Pull each line holding the word "content" from the data.

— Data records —
━━━━━━

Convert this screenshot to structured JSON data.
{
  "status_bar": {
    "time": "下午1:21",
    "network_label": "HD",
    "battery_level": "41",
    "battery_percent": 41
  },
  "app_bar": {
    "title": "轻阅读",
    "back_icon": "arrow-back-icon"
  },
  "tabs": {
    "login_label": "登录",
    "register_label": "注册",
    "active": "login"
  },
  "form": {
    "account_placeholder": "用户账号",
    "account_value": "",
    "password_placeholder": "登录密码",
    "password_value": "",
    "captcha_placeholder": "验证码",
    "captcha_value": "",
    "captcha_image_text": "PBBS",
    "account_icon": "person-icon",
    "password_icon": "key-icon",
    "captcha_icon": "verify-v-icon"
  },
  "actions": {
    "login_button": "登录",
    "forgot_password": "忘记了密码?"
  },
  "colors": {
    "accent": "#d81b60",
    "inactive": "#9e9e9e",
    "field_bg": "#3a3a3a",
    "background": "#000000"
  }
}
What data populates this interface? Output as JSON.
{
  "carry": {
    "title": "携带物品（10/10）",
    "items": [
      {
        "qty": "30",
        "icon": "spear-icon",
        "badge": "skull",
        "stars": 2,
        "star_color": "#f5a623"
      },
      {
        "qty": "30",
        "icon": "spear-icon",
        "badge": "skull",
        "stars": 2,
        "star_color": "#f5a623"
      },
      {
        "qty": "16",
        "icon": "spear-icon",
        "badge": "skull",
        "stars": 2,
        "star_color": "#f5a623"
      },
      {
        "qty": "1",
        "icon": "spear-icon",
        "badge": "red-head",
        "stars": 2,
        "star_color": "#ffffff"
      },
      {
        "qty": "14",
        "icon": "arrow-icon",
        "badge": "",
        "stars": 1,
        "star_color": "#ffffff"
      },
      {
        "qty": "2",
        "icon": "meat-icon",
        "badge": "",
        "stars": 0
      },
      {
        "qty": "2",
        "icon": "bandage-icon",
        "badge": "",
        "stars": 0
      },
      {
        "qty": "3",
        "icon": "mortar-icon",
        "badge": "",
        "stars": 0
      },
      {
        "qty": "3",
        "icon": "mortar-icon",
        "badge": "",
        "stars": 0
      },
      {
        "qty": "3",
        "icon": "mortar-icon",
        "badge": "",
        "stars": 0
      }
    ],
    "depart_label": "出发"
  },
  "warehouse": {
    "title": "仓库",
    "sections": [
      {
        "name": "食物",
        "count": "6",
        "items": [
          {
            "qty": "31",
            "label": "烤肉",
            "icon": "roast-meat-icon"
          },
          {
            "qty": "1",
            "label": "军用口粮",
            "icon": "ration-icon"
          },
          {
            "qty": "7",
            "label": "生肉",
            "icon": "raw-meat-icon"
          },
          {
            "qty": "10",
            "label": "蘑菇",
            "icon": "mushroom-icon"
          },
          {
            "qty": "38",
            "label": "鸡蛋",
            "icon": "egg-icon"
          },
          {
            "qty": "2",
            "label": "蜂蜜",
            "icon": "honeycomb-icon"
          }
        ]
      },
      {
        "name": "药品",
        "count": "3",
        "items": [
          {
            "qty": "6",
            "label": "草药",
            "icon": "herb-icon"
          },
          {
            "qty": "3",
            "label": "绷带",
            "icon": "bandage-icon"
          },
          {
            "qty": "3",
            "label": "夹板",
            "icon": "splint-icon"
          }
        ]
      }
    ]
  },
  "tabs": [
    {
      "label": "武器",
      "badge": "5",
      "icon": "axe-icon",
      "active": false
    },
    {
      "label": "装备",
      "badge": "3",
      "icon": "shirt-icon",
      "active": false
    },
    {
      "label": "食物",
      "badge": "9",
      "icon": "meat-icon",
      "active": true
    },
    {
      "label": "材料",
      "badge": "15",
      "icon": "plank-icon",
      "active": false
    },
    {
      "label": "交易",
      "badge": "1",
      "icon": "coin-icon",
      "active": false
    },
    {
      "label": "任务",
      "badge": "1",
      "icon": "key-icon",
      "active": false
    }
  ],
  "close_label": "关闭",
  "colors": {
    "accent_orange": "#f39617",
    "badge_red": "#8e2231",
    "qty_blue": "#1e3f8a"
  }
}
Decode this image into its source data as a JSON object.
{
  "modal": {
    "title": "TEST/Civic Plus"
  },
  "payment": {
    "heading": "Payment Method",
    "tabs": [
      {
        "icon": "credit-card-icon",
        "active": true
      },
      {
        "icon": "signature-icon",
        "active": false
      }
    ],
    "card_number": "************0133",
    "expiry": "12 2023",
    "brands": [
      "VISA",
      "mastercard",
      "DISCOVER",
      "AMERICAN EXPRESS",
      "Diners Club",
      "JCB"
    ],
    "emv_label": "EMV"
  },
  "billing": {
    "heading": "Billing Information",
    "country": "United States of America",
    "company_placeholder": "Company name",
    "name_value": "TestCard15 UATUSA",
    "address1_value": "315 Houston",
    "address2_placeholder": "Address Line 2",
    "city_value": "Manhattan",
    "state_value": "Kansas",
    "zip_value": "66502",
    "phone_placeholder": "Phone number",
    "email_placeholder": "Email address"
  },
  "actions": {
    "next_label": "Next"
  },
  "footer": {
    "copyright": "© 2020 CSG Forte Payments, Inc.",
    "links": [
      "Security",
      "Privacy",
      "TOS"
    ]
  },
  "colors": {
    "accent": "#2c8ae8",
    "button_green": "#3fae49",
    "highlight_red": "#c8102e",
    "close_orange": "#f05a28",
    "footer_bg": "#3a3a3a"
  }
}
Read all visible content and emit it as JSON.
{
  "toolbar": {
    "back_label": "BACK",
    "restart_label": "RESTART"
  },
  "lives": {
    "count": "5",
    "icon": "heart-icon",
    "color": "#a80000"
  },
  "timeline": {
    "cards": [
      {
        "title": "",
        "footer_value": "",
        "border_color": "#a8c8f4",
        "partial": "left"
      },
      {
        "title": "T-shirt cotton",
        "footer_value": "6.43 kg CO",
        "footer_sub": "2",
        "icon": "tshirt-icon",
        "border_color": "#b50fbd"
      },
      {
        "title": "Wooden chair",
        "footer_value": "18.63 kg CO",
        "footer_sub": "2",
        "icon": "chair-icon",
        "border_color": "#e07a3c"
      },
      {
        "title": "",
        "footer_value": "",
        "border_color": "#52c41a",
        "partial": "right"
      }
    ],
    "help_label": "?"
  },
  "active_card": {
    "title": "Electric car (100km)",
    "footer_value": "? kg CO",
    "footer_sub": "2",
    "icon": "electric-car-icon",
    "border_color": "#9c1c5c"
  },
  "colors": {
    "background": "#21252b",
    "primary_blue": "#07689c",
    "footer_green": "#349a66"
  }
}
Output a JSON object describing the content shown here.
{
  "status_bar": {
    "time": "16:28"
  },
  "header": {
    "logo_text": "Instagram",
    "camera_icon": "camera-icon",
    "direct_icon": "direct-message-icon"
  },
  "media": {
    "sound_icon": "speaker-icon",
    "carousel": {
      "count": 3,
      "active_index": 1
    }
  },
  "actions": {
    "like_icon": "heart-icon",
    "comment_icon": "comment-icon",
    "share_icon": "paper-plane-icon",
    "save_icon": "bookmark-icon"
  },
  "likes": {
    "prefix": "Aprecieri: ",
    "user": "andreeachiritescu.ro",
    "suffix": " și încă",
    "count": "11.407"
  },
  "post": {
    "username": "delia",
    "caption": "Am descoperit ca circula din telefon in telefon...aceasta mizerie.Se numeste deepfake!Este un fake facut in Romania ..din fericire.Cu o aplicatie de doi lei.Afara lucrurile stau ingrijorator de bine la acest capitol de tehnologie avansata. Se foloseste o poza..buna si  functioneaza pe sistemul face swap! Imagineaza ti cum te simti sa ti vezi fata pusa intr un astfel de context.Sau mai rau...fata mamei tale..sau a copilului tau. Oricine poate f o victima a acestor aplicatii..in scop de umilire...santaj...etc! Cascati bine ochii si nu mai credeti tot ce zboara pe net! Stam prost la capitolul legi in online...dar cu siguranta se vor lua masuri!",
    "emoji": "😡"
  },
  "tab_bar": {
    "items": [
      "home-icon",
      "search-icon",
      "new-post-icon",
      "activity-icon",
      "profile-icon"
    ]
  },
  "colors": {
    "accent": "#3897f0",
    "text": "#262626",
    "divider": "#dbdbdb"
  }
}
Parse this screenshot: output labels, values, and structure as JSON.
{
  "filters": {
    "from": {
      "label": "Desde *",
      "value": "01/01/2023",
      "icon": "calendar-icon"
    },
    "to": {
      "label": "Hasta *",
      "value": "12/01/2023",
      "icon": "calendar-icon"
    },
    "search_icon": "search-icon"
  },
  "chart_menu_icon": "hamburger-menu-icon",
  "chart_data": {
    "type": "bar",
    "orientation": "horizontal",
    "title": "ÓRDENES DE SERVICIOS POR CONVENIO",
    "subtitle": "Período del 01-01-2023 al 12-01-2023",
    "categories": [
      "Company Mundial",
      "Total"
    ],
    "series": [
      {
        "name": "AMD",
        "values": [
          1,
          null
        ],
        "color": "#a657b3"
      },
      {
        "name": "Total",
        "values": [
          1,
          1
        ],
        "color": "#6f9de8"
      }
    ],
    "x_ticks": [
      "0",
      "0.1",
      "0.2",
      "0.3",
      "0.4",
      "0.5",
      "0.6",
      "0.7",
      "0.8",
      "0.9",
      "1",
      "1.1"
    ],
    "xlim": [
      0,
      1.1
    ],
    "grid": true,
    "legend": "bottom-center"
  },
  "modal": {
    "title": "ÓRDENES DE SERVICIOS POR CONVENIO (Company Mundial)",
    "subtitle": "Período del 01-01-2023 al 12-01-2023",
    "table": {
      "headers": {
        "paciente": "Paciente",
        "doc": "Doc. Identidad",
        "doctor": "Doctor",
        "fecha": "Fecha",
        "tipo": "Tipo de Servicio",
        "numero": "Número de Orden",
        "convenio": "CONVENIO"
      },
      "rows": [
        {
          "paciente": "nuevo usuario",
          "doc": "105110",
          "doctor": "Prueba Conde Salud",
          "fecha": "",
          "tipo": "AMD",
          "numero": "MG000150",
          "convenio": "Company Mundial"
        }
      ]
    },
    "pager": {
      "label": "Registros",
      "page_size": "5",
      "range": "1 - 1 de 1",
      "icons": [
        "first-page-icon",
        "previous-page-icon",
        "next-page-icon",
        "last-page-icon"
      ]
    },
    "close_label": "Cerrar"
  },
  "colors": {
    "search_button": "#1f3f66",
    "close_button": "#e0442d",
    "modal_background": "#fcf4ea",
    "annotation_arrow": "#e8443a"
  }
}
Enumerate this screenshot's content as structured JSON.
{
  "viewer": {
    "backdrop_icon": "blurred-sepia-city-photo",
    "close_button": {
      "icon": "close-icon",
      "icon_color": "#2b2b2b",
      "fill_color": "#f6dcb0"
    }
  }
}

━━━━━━

— REPLY —
Read all visible content and emit it as JSON.
Output a JSON object describing the content shown here.
Enumerate this screenshot's content as structured JSON.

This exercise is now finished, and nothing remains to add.